I put a lot of pressure on myself. I know I’m doing pretty well in my career for my age (I’m 27), I have a fun social life when I really put myself out there and I’m living in a city I love. But I constantly think I could be doing more – that the work I’m doing is mediocre, that I’m letting myself and others down, that I should have more fun, more friends, more sex, whatever. How I can stop comparing myself to others and try to combat this self-doubt?

Anonymous,
Berlin

This is huge. I think it’s a common downfall for a lot of artists to compare themselves to others. I mean how can you not? It’s highly competitive and can make one rear a very ugly head. I have also found myself comparing myself to others, we’re human beings. But the challenge is not letting that thought become dominant because it will eat you alive thus your art becomes secondary to self-doubt and then nothing happens at all. Then you become depressed.
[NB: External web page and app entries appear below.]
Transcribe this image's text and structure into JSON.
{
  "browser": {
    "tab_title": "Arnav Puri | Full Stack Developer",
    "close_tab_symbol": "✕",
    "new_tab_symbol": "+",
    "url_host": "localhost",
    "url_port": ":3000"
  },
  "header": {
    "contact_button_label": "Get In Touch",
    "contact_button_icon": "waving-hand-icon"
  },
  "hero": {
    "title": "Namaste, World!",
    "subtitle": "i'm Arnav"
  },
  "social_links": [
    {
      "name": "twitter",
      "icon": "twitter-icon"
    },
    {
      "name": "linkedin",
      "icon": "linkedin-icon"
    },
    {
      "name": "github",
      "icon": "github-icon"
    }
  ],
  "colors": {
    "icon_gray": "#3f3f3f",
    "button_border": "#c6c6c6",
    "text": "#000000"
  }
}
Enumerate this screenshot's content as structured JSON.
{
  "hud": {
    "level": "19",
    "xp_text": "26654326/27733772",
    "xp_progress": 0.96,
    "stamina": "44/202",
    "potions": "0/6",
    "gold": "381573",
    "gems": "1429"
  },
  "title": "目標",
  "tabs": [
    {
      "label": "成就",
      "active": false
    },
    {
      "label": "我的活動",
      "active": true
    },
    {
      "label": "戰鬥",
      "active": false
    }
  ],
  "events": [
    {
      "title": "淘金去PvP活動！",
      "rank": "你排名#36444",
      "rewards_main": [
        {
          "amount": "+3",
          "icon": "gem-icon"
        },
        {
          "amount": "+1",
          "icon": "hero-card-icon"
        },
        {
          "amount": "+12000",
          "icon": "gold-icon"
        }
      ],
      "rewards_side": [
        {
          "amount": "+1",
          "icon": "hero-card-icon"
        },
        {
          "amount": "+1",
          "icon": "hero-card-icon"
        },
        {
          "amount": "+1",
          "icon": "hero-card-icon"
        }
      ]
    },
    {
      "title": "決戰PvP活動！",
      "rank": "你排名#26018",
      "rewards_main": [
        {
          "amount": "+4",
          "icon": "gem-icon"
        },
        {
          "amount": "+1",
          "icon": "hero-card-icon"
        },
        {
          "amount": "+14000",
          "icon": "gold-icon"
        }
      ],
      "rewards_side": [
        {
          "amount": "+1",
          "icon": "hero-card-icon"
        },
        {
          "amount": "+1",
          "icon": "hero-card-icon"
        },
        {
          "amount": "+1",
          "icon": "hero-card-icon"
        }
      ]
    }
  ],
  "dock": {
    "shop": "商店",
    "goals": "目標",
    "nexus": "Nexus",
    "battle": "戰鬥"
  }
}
I think everyone has the feeling of needing to do more and it fucking sucks. I constantly feel like I’m letting people down and not doing enough or people hate me, lol. It’s completely irrational and I often feel like I’m falling apart but there’s very little space for me to fall apart as there are so many people dependent on my work so it’s a lot of pressure. However I try and remind myself how blessed I am to do what I do, and that’s a huge part of it. It’s definitely a privilege to be able to make art as a job so treat it that way. Remember how much you love the work and it can feel less like work and less like pressure and more like love.

Hi Frankie,

I don’t believe in the corporate institution of Valentine’s Day, but want to do something nice for myself anyway. Any hot tips for an alternative Valentine’s Day?

Sasha,
San Francisco

I have been single every single Valentine’s for my whole life (that’s 31 years) lmao so I know what it feels like to not believe in this day. It’s exceptionally corny but I don’t think love is. However the day is built on the backs of single people feeling bad about themselves, it fucking sucks so don’t pay it any attention whatsoever.

Dear Frankie,
A few of my close friends have recently moved abroad and I don’t have the money to visit them any time soon. What are your tips for maintaining friendships long distance?

Megan,
Bristol

Lol as someone who is about to enter a long distance relationship, I’m looking for the answer to this myself. However my very best friend lives in London and if we’re lucky we can see each other once a year, we call at least once a week. I think if your bond is deep enough, no amount of time can change the friendship so I don’t think there’s a need to put so much pressure on it. That shit never dies. Just do the best you can. Don’t exhaust yourself trying to control something that you can’t really control.